As shown in the Table, the number of required examination procedures for liquidity risk aligns with the designated risk tier. Similar risk tailoring occurs for the other risk dimensions covered by the BETR program. As a result, banks with low-risk activities should experience shorter examinations, while banks engaged in higher-risk activities are subject to more intense supervisory focus.
Aggregate Risk-Tiering Results
As banks’ strategies and actions result in evolving risk profiles, the BETR program’s risk indicators capture such movements, which can lead to changes in risk tiers. Figure 2 shows that, for capital, credit, earnings, and liquidity, the share of small banks classified as high- or moderate-risk was notably greater at the start of the last recession than more recently, indicating a moderation in bank risk profiles over time.4

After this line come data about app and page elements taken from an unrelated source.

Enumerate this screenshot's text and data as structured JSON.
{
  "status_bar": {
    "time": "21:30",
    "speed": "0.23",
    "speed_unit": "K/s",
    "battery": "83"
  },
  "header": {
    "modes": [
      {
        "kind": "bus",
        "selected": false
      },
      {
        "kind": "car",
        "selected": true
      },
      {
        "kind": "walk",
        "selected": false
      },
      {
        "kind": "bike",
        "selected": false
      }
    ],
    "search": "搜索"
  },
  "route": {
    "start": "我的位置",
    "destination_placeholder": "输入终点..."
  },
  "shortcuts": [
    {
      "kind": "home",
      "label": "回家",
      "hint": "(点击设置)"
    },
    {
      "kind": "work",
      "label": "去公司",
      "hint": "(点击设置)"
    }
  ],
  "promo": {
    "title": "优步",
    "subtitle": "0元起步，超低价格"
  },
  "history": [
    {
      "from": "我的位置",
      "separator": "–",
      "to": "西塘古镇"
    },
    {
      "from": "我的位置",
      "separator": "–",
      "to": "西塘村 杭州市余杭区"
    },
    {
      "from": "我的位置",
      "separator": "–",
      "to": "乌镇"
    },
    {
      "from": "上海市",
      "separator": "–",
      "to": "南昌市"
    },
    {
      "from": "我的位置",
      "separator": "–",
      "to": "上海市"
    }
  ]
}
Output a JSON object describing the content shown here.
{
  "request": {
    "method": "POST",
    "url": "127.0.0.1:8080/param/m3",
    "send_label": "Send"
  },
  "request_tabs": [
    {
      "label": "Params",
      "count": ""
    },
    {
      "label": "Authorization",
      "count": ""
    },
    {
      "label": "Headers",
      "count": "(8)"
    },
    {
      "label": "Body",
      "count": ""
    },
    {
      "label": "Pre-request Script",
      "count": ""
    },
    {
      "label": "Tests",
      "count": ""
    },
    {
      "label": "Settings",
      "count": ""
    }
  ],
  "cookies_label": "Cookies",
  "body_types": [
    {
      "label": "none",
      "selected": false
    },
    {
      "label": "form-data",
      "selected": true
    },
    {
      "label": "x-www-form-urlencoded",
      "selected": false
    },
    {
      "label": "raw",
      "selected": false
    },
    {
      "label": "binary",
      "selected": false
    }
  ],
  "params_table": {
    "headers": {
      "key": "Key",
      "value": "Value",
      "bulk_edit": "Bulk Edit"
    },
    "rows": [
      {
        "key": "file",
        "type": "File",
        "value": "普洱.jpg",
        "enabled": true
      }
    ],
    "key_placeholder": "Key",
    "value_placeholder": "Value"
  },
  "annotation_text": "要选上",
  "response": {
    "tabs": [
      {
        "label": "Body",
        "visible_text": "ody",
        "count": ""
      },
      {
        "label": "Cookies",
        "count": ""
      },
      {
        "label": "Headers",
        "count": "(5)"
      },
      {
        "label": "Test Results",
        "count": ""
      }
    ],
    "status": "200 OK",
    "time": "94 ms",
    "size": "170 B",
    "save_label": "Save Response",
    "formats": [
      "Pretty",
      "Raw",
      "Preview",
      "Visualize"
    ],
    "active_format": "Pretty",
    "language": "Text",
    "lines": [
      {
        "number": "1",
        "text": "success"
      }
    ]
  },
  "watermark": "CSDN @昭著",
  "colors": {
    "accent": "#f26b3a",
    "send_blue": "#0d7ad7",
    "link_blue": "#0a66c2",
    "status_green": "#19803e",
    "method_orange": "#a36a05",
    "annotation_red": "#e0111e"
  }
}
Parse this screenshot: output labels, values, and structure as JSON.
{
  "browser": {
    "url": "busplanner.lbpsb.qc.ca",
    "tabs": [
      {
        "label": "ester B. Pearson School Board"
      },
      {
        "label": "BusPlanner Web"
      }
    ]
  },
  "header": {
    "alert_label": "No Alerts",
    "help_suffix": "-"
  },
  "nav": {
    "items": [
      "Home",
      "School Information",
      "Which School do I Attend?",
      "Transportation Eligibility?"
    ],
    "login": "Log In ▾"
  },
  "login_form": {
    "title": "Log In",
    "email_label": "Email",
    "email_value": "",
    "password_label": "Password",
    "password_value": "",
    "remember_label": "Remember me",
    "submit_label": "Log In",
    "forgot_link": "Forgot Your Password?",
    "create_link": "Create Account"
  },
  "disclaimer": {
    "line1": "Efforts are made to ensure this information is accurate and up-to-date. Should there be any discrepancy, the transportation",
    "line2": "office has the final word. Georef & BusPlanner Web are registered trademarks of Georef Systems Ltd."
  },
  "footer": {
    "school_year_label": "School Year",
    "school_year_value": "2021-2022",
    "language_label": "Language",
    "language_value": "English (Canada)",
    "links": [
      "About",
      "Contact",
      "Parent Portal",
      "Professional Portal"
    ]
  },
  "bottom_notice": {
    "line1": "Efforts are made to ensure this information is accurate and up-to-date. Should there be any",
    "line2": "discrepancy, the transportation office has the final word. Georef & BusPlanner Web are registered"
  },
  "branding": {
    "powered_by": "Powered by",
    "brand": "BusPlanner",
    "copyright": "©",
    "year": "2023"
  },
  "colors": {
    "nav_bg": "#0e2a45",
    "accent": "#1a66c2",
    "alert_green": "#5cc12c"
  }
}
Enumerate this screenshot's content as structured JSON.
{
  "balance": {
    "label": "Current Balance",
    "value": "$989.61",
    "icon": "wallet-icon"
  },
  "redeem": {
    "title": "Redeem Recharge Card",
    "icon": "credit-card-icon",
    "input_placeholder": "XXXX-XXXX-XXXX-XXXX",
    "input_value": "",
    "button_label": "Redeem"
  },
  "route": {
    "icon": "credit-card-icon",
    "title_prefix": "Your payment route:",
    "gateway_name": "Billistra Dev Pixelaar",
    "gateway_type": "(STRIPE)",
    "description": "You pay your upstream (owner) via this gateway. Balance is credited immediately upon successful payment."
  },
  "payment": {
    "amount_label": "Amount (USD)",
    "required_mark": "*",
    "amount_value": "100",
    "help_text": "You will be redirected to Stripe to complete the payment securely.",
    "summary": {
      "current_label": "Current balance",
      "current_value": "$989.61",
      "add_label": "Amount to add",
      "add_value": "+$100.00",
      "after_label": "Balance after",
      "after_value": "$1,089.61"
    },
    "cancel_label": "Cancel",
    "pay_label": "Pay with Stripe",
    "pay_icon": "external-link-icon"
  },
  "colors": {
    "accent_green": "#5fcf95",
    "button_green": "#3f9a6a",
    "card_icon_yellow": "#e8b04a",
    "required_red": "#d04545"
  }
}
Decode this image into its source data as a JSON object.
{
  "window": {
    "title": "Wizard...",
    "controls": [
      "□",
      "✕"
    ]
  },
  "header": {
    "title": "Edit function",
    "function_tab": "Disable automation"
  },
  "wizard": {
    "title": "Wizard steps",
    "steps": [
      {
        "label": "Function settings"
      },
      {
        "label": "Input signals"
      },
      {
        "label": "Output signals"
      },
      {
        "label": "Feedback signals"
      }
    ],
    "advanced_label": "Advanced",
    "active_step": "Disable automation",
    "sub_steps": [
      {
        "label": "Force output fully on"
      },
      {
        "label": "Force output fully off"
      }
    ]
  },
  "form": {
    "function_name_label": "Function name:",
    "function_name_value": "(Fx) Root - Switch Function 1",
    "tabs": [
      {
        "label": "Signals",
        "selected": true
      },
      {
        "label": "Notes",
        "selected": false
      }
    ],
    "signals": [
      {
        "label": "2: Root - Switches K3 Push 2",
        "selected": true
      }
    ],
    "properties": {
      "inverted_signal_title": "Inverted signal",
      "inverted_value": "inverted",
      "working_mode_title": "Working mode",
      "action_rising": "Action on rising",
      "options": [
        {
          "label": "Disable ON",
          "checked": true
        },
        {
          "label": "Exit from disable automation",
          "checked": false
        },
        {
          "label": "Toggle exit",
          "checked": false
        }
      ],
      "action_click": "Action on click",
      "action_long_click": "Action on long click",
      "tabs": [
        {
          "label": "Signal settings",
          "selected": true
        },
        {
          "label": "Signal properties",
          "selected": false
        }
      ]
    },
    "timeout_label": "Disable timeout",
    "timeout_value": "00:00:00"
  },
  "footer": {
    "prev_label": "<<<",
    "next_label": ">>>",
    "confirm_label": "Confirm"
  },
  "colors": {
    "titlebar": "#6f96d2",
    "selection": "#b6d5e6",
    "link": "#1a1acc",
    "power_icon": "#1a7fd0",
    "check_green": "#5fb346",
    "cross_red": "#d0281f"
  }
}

These risk-tier distribution results point to the relatively high degree of risk embedded in the banks before the recession, with small banks now generally better positioned to handle unfavorable market conditions.
The results for earnings risk in 2007 and 2018 illustrate some of the benefits of the BETR risk-tiering methodology by providing a more forward-looking view. A basic point-in-time indicator for bank earnings, the return on average assets (ROAA), was fairly strong in both periods, with a year-end median of about 1.1 percent for 2007 and 2018.5 However, there were more cases of high earnings risk in 2007, as captured by BETR and risk indicators such as high interest expense relative to peers and high noninterest expense compared with revenue.
The Future of the BETR Program
The BETR program’s risk classification and examination procedures are currently in use for capital, credit, earnings, liquidity, interest rate, and securities risks. The Federal Reserve is also developing risk metrics and examination procedures in the BETR program to address nonfinancial risks, such as those covered in Bank Secrecy Act/Anti-Money Laundering reviews. As the program continues to evolve, metrics and procedures for additional risk dimensions are in development and will be deployed as work is completed. The Federal Reserve is also committed to continuously reviewing metrics and procedures to ensure accuracy. This allows the Federal Reserve not only to continue to risk-tailor examinations but also to further improve examination processes. The BETR program puts the Federal Reserve in a stronger position to gauge the risks within a bank’s activities, align examination procedures with risk levels, and monitor risk between examinations.
- 1 The BETR program applies to community and regional state member banks and is detailed in Supervision and Regulation (SR) letter 19-9, available at www.federalreserve.gov/supervisionreg/srletters/sr1909.htm.
- 2 See the Board of Governors’ statement about the Economic Growth, Regulatory Relief, and Consumer Protection Act (EGRRCPA) at www.federalreserve.gov/newsevents/pressreleases/bcreg20180706b.htm.
- 3 A basic Texas ratio is defined as the value of nonperforming loans plus other real estate owned divided by the sum of tangible equity capital and the allowance for loan and lease losses.
- 4 The 2007 risk tiers presented in Figure 2 were created using historical data in current metrics; however, BETR’s risk metrics were not available during the last recession.
- 5 This is calculated as the median ROAA for all commercial banks with less than $10 billion in assets.